[Opening Dataset records section]
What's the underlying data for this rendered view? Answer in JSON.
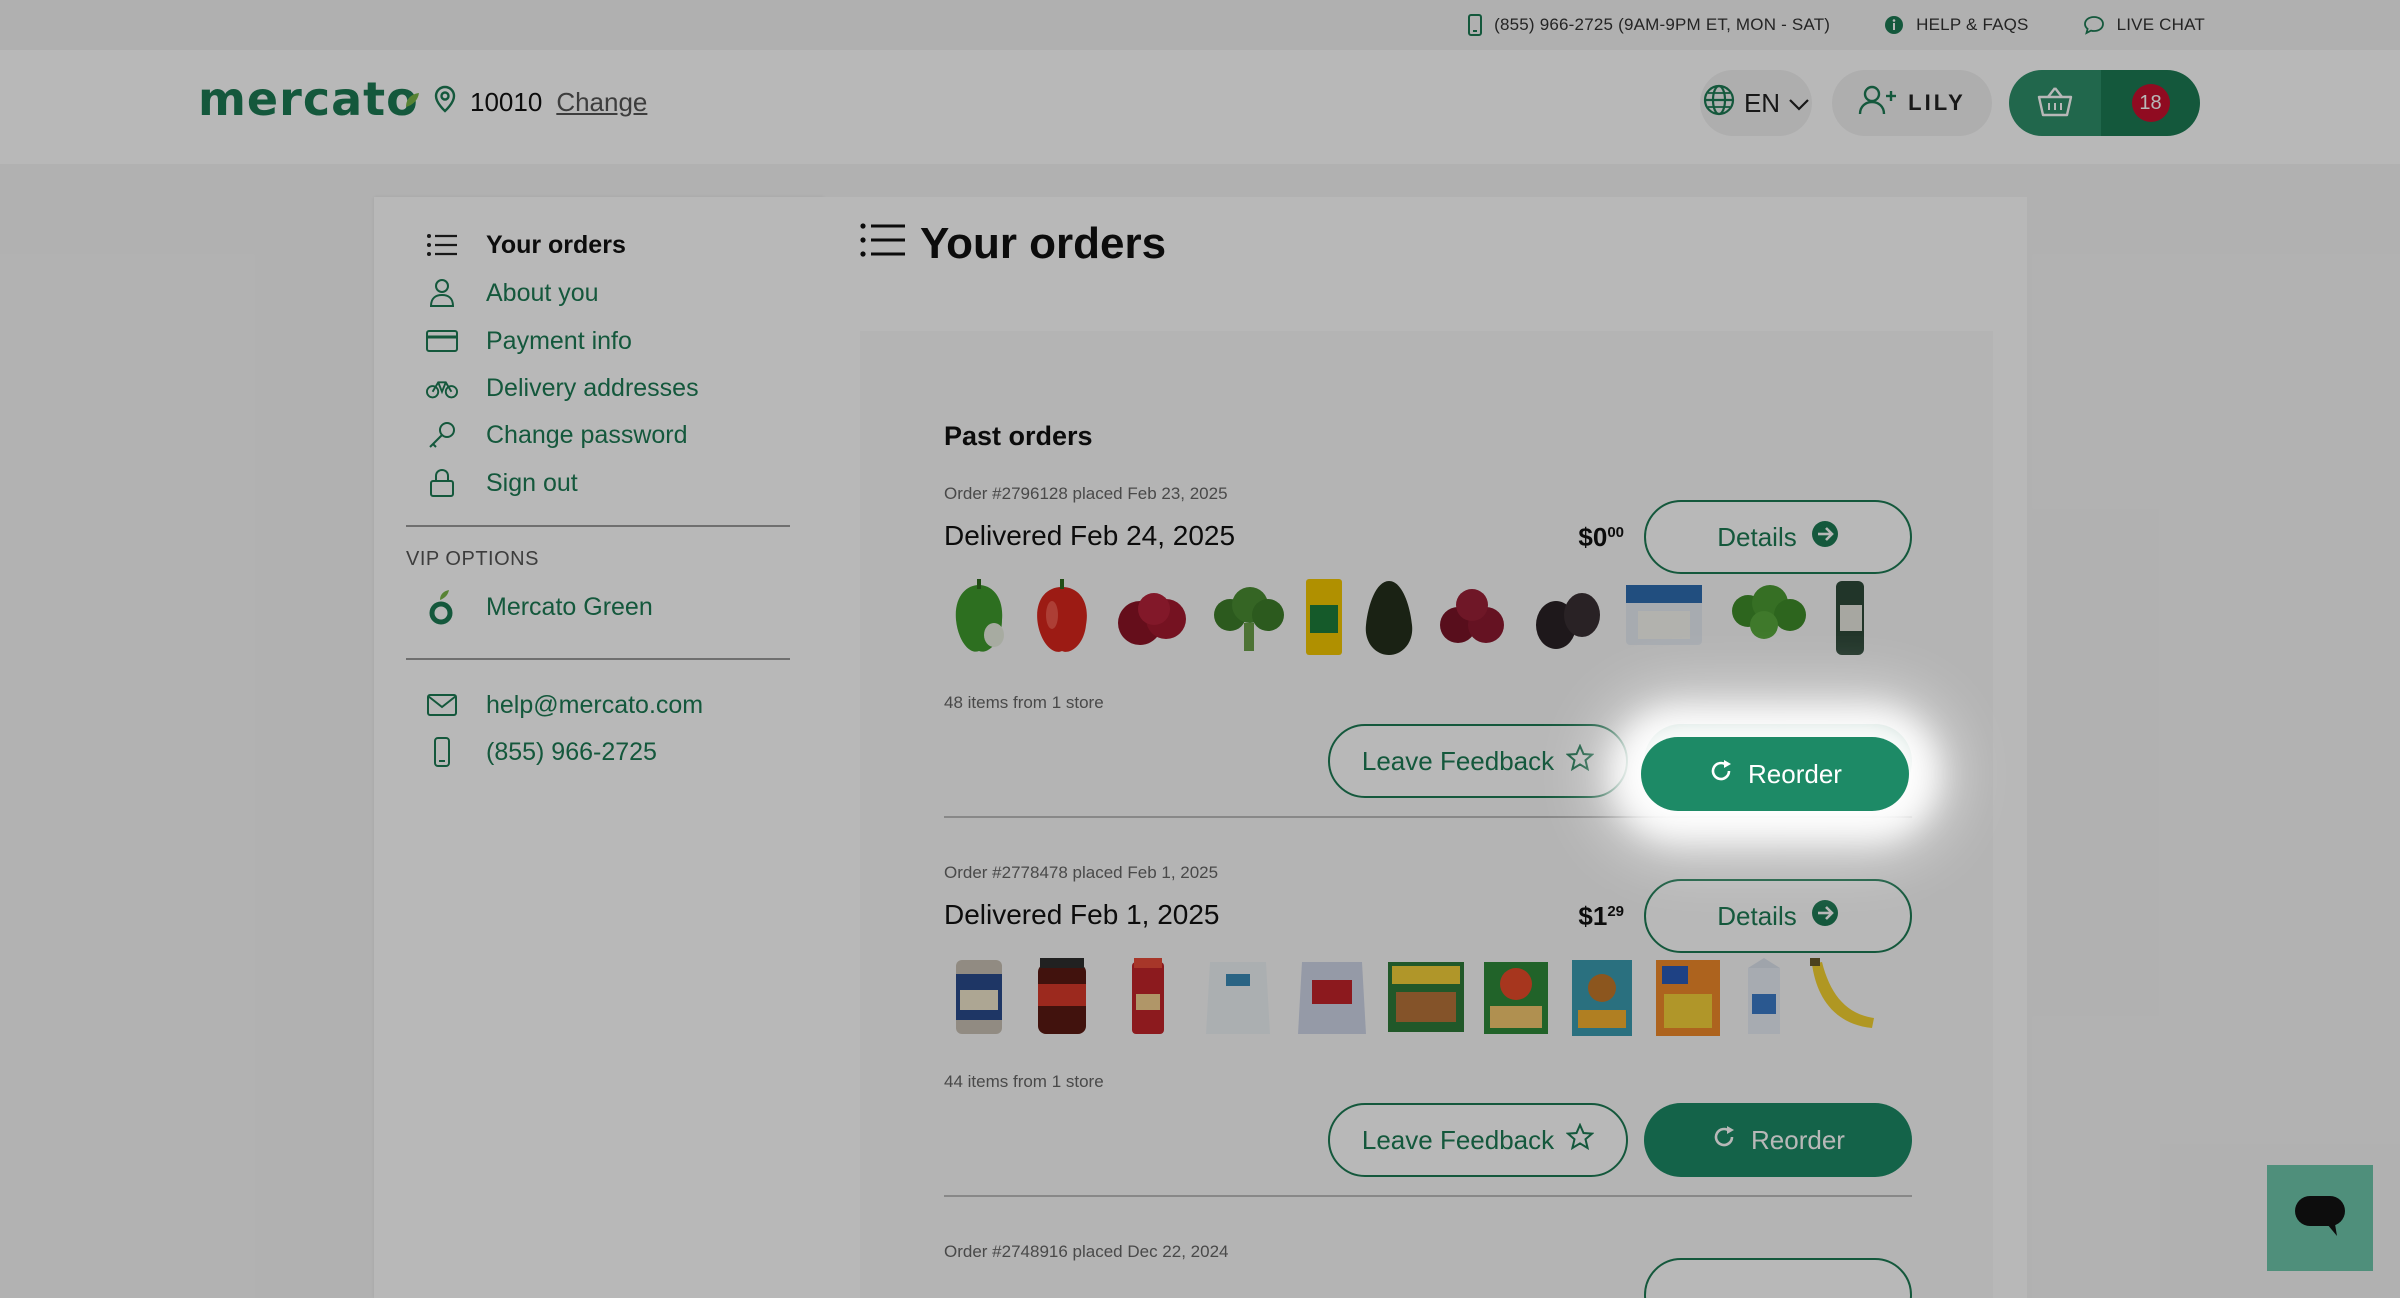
{
  "utility": {
    "phone": "(855) 966-2725 (9AM-9PM ET, MON - SAT)",
    "help": "HELP & FAQS",
    "chat": "LIVE CHAT"
  },
  "header": {
    "logo": "mercato",
    "zip": "10010",
    "change_label": "Change",
    "language": "EN",
    "user_name": "LILY",
    "cart_count": "18"
  },
  "sidebar": {
    "items": [
      {
        "label": "Your orders",
        "icon": "list-icon"
      },
      {
        "label": "About you",
        "icon": "person-icon"
      },
      {
        "label": "Payment info",
        "icon": "credit-card-icon"
      },
      {
        "label": "Delivery addresses",
        "icon": "bicycle-icon"
      },
      {
        "label": "Change password",
        "icon": "key-icon"
      },
      {
        "label": "Sign out",
        "icon": "lock-icon"
      }
    ],
    "vip_label": "VIP OPTIONS",
    "vip_item": "Mercato Green",
    "email": "help@mercato.com",
    "phone": "(855) 966-2725"
  },
  "main": {
    "title": "Your orders",
    "past_orders_title": "Past orders",
    "orders": [
      {
        "meta": "Order #2796128 placed Feb 23, 2025",
        "delivered": "Delivered Feb 24, 2025",
        "price_whole": "$0",
        "price_cents": "00",
        "details_label": "Details",
        "count": "48 items from 1 store",
        "feedback_label": "Leave Feedback",
        "reorder_label": "Reorder"
      },
      {
        "meta": "Order #2778478 placed Feb 1, 2025",
        "delivered": "Delivered Feb 1, 2025",
        "price_whole": "$1",
        "price_cents": "29",
        "details_label": "Details",
        "count": "44 items from 1 store",
        "feedback_label": "Leave Feedback",
        "reorder_label": "Reorder"
      },
      {
        "meta": "Order #2748916 placed Dec 22, 2024"
      }
    ]
  },
  "colors": {
    "brand_green": "#1d7a54",
    "reorder_green": "#1d8a66",
    "badge_red": "#c8102e"
  }
}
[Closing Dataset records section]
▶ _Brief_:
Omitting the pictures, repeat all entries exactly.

▶ _Answer to the problem_:
What's the underlying data for this rendered view? Answer in JSON.
{
  "utility": {
    "phone": "(855) 966-2725 (9AM-9PM ET, MON - SAT)",
    "help": "HELP & FAQS",
    "chat": "LIVE CHAT"
  },
  "header": {
    "logo": "mercato",
    "zip": "10010",
    "change_label": "Change",
    "language": "EN",
    "user_name": "LILY",
    "cart_count": "18"
  },
  "sidebar": {
    "items": [
      {
        "label": "Your orders",
        "icon": "list-icon"
      },
      {
        "label": "About you",
        "icon": "person-icon"
      },
      {
        "label": "Payment info",
        "icon": "credit-card-icon"
      },
      {
        "label": "Delivery addresses",
        "icon": "bicycle-icon"
      },
      {
        "label": "Change password",
        "icon": "key-icon"
      },
      {
        "label": "Sign out",
        "icon": "lock-icon"
      }
    ],
    "vip_label": "VIP OPTIONS",
    "vip_item": "Mercato Green",
    "email": "help@mercato.com",
    "phone": "(855) 966-2725"
  },
  "main": {
    "title": "Your orders",
    "past_orders_title": "Past orders",
    "orders": [
      {
        "meta": "Order #2796128 placed Feb 23, 2025",
        "delivered": "Delivered Feb 24, 2025",
        "price_whole": "$0",
        "price_cents": "00",
        "details_label": "Details",
        "count": "48 items from 1 store",
        "feedback_label": "Leave Feedback",
        "reorder_label": "Reorder"
      },
      {
        "meta": "Order #2778478 placed Feb 1, 2025",
        "delivered": "Delivered Feb 1, 2025",
        "price_whole": "$1",
        "price_cents": "29",
        "details_label": "Details",
        "count": "44 items from 1 store",
        "feedback_label": "Leave Feedback",
        "reorder_label": "Reorder"
      },
      {
        "meta": "Order #2748916 placed Dec 22, 2024"
      }
    ]
  },
  "colors": {
    "brand_green": "#1d7a54",
    "reorder_green": "#1d8a66",
    "badge_red": "#c8102e"
  }
}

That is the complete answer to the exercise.